“She makes time for everything. She really understands that it’s not about just showing up, it’s about really dedicating whatever time she has to get things done. She’s so eager and willing and excited about helping people and putting people in a situation where they feel loved and cared about,” said coach Erin Hamlen.

Szott, who is a captain for the Warriors this year, is not necessarily a talkative leader, said Hamlen. She leads by example on and off the ice and demonstrates how to be more than just a student or an athlete. There’s no way to teach the kind of selflessness, care, leadership and humility Szott embodies. Having a captain like her for younger players to look up to and emulate is invaluable.

“She initiated all sorts of projects and got the team on board with really being a part of the greater community outside of our locker room. That has not only connected us to the Andover and North Andover community, but it also connected our team to each other. It brought teammates together doing something that wasn’t just playing hockey for themselves, it was doing something for somebody else. Connecting our teammates to each other by bringing them into service has been a unique and really cool experience for our players,” said Hamlen.

“That’s leadership. That’s showing the way. That’s influence.”

Szott has found the attention she’s received as a finalist a bit unnerving because she’s never thought of any of the things she’s done as hers alone.

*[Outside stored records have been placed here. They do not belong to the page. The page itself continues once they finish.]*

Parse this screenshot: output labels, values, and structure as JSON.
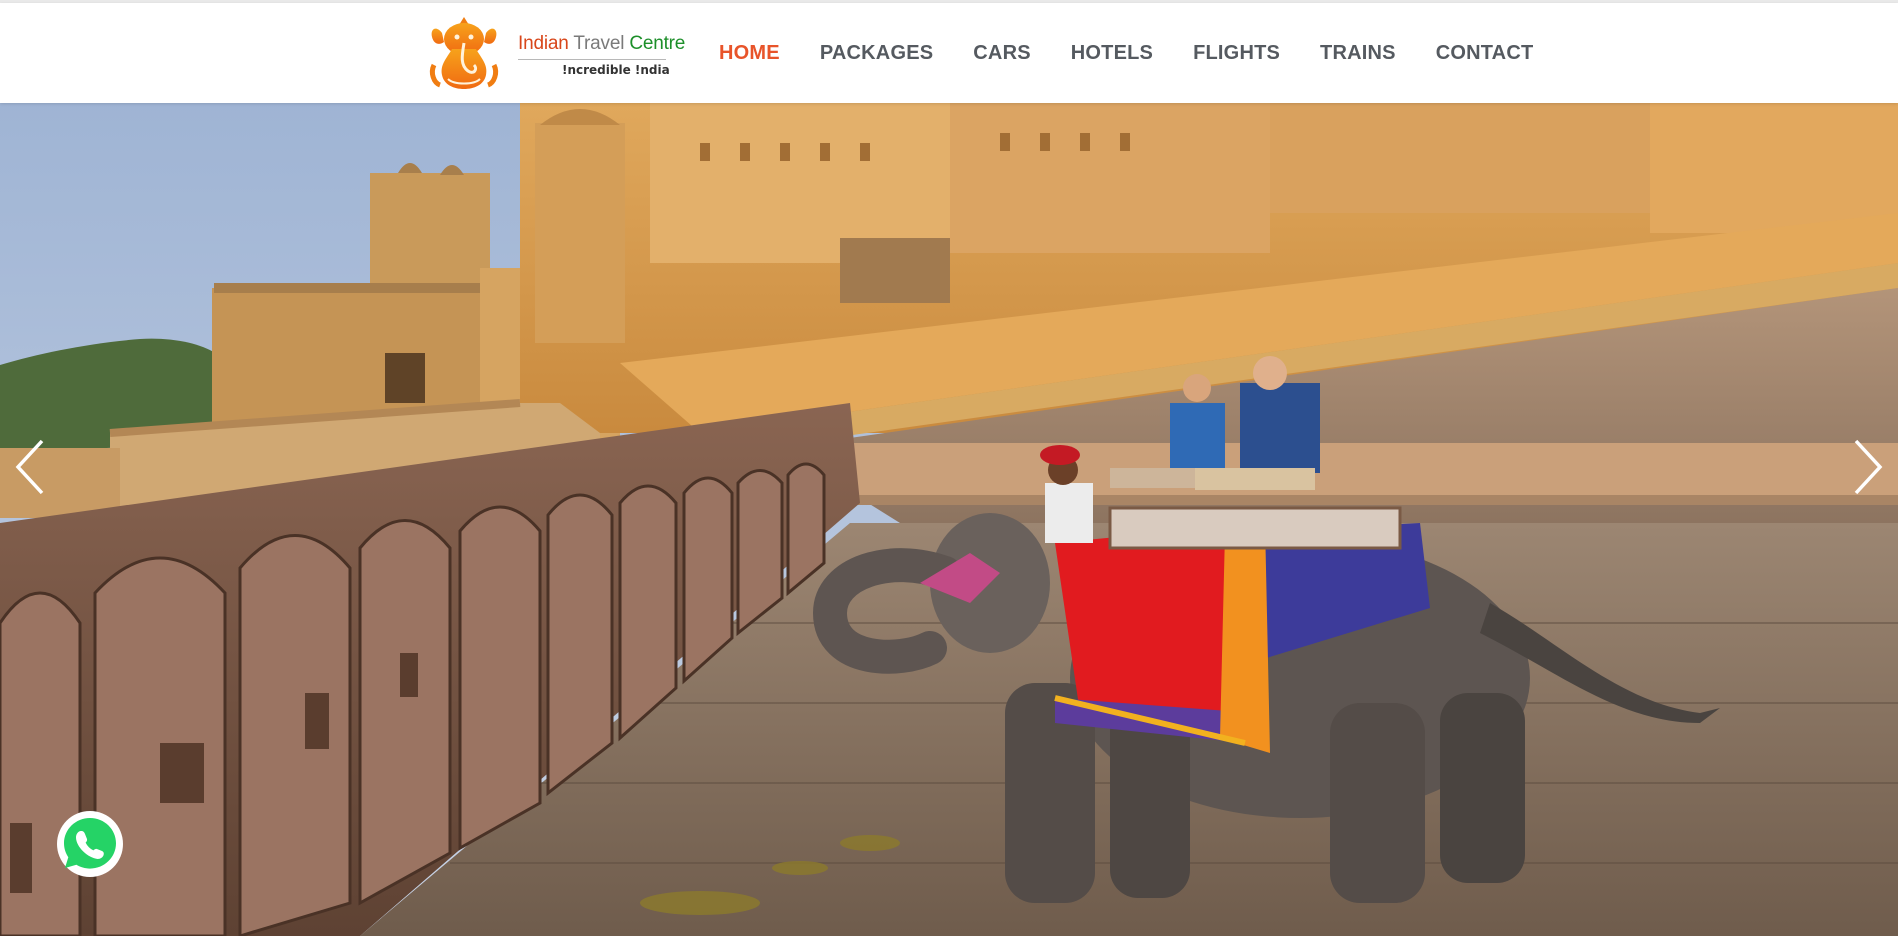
{
  "brand": {
    "name_part1": "Indian",
    "name_part2": "Travel",
    "name_part3": "Centre",
    "tagline": "!ncredible !ndia",
    "logo_icon": "ganesha-icon"
  },
  "nav": {
    "items": [
      {
        "label": "HOME",
        "active": true
      },
      {
        "label": "PACKAGES",
        "active": false
      },
      {
        "label": "CARS",
        "active": false
      },
      {
        "label": "HOTELS",
        "active": false
      },
      {
        "label": "FLIGHTS",
        "active": false
      },
      {
        "label": "TRAINS",
        "active": false
      },
      {
        "label": "CONTACT",
        "active": false
      }
    ]
  },
  "hero": {
    "image": "Amber Fort elephant ride slide",
    "prev_icon": "chevron-left-icon",
    "next_icon": "chevron-right-icon"
  },
  "whatsapp": {
    "icon": "whatsapp-icon"
  },
  "colors": {
    "nav_active": "#e8542a",
    "nav_text": "#555a60",
    "brand_red": "#d8461a",
    "brand_green": "#1d8f2a",
    "whatsapp_green": "#25d366"
  }
}
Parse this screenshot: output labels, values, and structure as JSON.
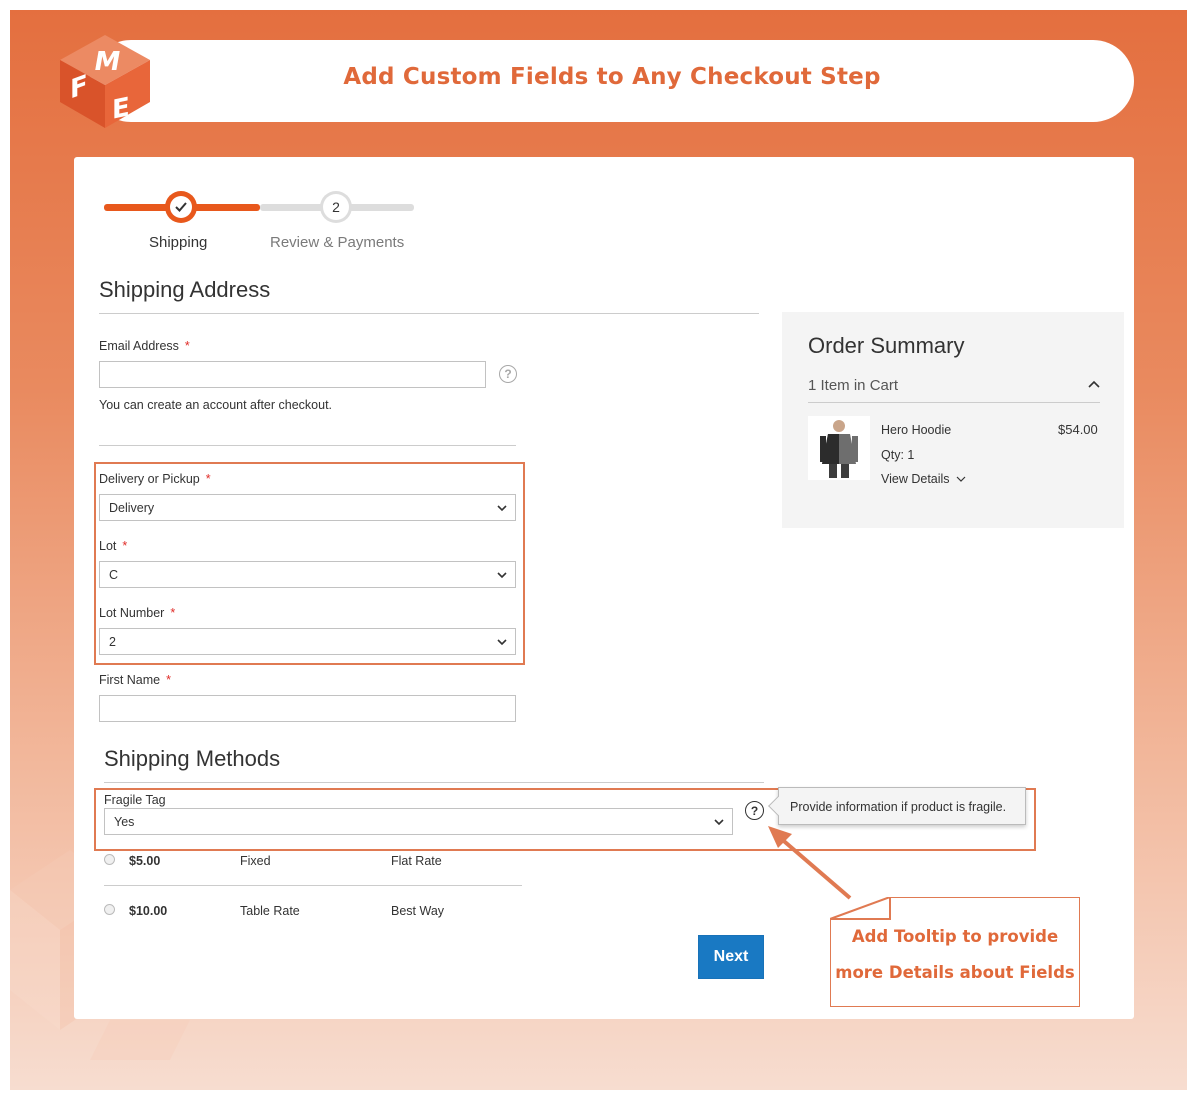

“You see the nomination, you see my name, but honestly, part of what makes this so special is just the people that I can share it with and who have been a part of this whole journey. It has definitely not just been me doing all of this. It is such a special honor to be a finalist. I’ve always been proud to represent something bigger than myself. Merrimack. Hockey East. Everyone back home. My teammates. It’s being able to represent everyone on a bigger stage and make everyone else who’s been a part of this work proud,” Szott said.

Hamlen said that she’s glad Szott is being recognized, but she wants to emphasize that though there have been many projects on campus and around Andover, they are by no means the extent of what her captain has done and will continue to do.

“This is who she has been her entire life, not who she’s just been becoming. Now she’s taking more charge of where she spends her time, but she’s always been this giving, caring person who’s able to think of other people before she thinks of herself more often than not,” said Hamlen.

Szott credits her parents, Bev and Tim, with putting her on this path and helping her become the person she is today. They instilled her values and supported her in hockey at every opportunity. Some 4000 km from home, Szott is a campus and team leader and a role model, but she has also never stopped being a farm girl from rural Alberta. She just has a whole lot more perspective on life now.

Volunteer and fundraising initiatives have taken up much of Szott’s time off the ice at Merrimack (photo: Merrimack Athletics).

“My parents always remind me of who I am, my beliefs and encourage me. That’s who I am here (at Merrimack). I moved to the city and then to Ontario and to Merrimack and I tried to remain the same person with the same values and that’s because of them. My parents just always made sure that I’m staying true to myself and my values. They were willing to go to great lengths to help me branch out as a person and branch out as a player,” Szott said.

Szott plans to return to Merrimack for her fifth year of eligibility and continue studying sports management and management. She also plans to keep building on the foundation of giving she has already established.

“Hockey is a part of who I am and brought things like confidence, learning the value of hard work, supporting others and lifelong friends,” said Szott. “We’re so fortunate to be in this position where we can give back by utilizing our sport as the stage. I plan to continue to build and expand on all of this. There are always more ideas. There’s always more you can do.”